● **Action item**:
Nothing but the lines holding the string "formularza" should appear in the answer. Copy them from the entries.

* * * * *

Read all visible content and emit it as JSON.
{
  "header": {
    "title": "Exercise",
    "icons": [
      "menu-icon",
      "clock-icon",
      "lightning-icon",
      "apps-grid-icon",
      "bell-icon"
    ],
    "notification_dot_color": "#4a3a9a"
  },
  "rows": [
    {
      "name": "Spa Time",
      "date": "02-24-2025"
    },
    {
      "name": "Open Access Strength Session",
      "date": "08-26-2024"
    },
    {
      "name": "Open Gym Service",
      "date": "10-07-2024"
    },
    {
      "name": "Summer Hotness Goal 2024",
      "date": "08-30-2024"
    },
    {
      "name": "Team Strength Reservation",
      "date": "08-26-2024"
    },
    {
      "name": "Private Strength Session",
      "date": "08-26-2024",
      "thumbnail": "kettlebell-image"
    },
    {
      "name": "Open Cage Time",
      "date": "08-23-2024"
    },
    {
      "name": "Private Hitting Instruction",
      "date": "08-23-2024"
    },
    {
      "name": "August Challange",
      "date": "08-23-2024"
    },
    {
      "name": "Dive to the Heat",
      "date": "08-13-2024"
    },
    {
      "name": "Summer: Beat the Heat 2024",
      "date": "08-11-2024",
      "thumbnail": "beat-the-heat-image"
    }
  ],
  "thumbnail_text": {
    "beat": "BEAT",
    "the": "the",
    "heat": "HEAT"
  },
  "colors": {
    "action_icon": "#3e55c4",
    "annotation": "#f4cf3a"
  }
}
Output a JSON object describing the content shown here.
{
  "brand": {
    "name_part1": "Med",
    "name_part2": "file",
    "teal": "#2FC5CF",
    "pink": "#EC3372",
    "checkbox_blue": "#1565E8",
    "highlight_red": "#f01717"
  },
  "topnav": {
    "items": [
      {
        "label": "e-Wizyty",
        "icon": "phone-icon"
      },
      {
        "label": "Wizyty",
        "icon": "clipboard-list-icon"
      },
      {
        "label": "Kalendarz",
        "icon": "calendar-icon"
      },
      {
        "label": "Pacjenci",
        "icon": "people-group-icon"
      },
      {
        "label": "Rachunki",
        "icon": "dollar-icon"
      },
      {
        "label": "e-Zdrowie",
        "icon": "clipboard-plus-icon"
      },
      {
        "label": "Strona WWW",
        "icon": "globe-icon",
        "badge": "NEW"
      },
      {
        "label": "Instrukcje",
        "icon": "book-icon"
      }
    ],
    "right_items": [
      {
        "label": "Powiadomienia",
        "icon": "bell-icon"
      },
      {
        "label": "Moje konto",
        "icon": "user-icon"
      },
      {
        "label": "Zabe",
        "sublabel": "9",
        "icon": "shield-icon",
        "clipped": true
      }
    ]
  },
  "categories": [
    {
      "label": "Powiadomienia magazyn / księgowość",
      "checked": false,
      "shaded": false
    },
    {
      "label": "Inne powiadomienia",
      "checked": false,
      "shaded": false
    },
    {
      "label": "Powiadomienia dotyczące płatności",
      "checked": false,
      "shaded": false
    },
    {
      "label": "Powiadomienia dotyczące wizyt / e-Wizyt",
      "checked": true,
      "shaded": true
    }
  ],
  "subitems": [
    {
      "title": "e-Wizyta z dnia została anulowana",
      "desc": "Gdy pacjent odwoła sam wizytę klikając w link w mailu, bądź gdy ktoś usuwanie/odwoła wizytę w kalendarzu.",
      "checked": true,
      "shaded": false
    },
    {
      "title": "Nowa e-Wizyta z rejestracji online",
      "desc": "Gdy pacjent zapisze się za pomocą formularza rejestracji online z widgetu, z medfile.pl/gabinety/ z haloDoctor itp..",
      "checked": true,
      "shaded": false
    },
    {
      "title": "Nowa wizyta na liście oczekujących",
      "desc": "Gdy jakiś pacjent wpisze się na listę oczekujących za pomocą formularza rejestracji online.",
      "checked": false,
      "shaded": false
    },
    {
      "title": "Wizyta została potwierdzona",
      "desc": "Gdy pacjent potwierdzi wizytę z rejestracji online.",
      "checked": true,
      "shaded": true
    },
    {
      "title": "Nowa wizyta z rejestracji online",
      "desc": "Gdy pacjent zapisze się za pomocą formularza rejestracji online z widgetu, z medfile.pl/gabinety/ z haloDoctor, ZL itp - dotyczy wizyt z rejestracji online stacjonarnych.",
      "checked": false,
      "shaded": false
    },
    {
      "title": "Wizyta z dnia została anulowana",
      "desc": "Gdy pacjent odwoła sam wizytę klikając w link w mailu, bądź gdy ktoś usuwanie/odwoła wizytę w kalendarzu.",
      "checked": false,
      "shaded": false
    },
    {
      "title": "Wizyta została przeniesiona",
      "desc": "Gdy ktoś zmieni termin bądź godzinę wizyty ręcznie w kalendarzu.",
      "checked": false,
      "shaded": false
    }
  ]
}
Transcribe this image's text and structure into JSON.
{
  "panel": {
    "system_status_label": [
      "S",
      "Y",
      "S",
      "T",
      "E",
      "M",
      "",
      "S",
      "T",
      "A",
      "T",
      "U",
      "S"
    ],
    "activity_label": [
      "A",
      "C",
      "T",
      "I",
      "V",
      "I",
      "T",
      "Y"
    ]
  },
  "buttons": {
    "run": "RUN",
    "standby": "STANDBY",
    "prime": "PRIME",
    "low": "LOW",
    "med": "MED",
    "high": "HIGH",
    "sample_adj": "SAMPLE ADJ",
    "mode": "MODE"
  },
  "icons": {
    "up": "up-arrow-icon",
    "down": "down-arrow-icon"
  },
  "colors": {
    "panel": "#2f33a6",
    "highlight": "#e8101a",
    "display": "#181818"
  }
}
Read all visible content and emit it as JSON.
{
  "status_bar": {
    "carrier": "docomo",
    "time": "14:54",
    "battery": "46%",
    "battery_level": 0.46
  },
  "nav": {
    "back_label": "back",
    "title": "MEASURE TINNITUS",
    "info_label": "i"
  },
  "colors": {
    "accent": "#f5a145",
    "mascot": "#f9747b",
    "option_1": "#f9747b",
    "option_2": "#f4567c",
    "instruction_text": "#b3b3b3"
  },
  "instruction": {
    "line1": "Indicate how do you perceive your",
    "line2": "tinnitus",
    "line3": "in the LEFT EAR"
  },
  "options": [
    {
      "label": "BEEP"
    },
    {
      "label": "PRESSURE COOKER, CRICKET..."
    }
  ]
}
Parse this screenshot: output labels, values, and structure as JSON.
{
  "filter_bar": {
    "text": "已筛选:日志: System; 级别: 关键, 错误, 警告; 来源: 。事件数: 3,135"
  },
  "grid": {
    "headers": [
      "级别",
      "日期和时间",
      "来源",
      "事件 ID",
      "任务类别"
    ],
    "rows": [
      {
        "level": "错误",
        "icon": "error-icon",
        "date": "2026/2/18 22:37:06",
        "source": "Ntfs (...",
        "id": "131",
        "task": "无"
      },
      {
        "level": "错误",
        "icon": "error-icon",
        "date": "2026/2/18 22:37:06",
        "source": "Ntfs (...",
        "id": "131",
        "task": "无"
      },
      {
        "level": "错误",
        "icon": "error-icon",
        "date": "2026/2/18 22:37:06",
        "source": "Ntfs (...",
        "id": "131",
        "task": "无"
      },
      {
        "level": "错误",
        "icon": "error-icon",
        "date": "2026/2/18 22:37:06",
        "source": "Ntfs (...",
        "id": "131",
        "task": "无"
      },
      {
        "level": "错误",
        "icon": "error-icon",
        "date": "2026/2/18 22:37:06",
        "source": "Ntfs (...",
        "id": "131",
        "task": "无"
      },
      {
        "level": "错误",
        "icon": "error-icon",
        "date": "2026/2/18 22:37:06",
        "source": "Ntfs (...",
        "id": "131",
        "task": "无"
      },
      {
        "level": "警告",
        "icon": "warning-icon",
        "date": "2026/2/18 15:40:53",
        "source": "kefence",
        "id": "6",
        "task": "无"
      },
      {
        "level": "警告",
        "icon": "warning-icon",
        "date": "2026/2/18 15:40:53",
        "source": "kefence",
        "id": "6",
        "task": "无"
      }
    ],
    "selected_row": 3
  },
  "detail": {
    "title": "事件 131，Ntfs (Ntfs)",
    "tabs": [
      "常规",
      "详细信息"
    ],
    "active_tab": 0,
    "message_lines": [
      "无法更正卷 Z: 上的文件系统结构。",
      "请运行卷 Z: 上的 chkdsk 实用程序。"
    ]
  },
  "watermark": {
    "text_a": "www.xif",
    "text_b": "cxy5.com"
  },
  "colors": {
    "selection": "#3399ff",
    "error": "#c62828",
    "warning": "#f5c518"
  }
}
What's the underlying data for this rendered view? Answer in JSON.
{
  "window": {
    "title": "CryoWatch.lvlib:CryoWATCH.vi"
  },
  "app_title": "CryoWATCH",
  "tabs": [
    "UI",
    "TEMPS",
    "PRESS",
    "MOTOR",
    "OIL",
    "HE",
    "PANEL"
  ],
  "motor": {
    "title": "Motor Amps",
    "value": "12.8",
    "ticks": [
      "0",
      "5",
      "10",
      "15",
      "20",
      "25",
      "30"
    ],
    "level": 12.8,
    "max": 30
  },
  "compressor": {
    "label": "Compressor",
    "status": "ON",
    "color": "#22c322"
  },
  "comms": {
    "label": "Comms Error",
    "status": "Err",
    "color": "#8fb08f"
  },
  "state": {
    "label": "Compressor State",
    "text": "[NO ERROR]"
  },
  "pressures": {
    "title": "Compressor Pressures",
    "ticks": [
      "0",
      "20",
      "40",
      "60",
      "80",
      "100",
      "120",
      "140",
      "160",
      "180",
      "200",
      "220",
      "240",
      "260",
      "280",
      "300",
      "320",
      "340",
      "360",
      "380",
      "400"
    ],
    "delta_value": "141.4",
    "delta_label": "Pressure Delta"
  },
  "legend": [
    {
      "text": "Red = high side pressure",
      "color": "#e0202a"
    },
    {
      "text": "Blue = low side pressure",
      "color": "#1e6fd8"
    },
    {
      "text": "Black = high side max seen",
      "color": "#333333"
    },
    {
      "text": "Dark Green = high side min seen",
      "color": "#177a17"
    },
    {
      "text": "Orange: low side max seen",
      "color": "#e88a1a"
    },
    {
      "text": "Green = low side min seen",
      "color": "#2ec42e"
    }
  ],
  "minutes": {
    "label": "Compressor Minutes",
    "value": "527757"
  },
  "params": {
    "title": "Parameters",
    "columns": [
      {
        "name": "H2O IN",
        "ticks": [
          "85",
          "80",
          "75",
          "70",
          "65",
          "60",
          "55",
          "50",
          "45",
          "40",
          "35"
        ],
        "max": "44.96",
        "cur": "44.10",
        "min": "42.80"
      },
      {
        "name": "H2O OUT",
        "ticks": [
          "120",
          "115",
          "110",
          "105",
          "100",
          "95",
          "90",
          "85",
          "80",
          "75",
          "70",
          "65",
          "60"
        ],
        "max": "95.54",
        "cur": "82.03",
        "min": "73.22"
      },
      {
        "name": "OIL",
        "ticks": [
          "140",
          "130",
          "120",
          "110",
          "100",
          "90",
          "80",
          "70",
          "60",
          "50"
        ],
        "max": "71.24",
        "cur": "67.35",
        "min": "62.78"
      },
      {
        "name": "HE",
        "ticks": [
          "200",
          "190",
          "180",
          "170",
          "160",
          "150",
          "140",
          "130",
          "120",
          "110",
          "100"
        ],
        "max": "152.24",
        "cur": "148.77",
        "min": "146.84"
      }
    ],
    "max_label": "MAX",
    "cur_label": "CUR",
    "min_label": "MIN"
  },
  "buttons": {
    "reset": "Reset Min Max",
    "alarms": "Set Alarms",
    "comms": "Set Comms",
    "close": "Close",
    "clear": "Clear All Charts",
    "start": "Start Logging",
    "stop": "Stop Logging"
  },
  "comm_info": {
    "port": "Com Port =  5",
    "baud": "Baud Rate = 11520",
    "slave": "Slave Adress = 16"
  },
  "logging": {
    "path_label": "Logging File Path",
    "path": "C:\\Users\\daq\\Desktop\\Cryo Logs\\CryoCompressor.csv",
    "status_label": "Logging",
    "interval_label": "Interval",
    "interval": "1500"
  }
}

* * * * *

● **Answer for the task**:
      "desc": "Gdy pacjent zapisze się za pomocą formularza rejestracji online z widgetu, z medfile.pl/gabinety/ z haloDoctor itp..",
      "desc": "Gdy jakiś pacjent wpisze się na listę oczekujących za pomocą formularza rejestracji online.",
      "desc": "Gdy pacjent zapisze się za pomocą formularza rejestracji online z widgetu, z medfile.pl/gabinety/ z haloDoctor, ZL itp - dotyczy wizyt z rejestracji online stacjonarnych.",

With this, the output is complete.